I am working on three new series. The first is Creative Cities which looks at different Cities in the Commonwealth and why they are burgeoning creatively. There will be 12 cities and so far we have selected 9, so if you have suggestions or want to write about your city then do get in touch. The second series is about women who are working internationally who have made a clear contribution and a real difference to their creative field. Again I'm working on a series of 12 and so far I have 8 profiles in the pipeline. The third series is really inspiring and, as mentioned in my recent Peruvian blog, will profile creative individuals who are doing something daring and innovative in their part of the world, often against the odds.
Marilyn is a Director of the Creativity Centre UK Ltd, and Chief Executive of the Creativity Centre Educational Trust - a voluntary role. A chartered psychologist and author, her work has been presented and published internationally.

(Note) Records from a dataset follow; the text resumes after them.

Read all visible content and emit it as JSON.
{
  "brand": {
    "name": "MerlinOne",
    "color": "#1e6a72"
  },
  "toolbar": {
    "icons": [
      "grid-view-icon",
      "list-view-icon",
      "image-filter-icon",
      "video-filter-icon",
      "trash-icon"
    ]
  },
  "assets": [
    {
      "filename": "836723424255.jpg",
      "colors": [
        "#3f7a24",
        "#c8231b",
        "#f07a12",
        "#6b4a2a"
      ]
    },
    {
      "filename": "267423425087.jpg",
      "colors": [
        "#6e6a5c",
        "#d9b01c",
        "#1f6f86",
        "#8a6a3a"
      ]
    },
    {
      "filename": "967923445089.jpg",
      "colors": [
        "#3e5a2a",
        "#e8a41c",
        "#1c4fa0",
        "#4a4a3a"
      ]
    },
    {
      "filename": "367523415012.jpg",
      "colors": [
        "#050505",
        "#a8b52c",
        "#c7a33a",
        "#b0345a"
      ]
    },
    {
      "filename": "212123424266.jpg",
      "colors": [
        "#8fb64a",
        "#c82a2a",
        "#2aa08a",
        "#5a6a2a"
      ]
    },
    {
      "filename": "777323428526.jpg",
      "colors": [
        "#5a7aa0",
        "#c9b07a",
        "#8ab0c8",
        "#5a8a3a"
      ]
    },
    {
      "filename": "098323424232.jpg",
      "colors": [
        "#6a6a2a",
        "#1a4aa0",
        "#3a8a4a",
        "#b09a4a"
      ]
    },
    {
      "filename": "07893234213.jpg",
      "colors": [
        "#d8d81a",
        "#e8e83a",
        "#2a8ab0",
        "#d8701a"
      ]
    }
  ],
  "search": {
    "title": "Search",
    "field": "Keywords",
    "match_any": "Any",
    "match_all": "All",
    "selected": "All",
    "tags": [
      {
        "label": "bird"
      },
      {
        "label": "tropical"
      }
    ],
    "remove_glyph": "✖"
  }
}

Marilyn enjoys talking about creativity education in the UK. This was the theme of her keynote presentations at the Annual Meeting of the Japanese Association of Educational Psychology in Shizuoka, Japan; the Torrance Lecture Series, Athens, Georgia; and the International Forum on Creativity at the opening of the Nobel Prize Centennial Exhibition in Kuala Lumpur where she was also a panel member for Forging the Creative Agenda for Malaysia. Marilyn has also undertaken consultancy on the development of creativity for various government bodies in the UK and overseas.
Before co-founding the Creativity Centre with Caroline, Marilyn spent much of her career in the university sector undertaking research and teaching creativity education, developmental and cognitive psychology. At Leeds Metropolitan University, where she was Reader in Psychology, she set up the cross-university Centre for Innovation and Creativity (CIC) as well as devising and delivering a series of undergraduate and postgraduate courses in applied creativity, supervising research and undertaking her own research into creativity in education.
One of the things Marilyn most enjoys is meeting people from all over the world and collaborating with them to create publications and learning resources in the area of creativity and human development, which is one reason why she enjoys being an editor of this journal.
Venu Dhupa has just completed nearly three years work with Creative Scotland as Director of Creative Development as part of the senior start-up team. Her responsibilities included the Arts, a number of Investment Programmes and International Strategy and Engagement. Prior to working at Creative Scotland she was working as a consultant and had her own publishing company.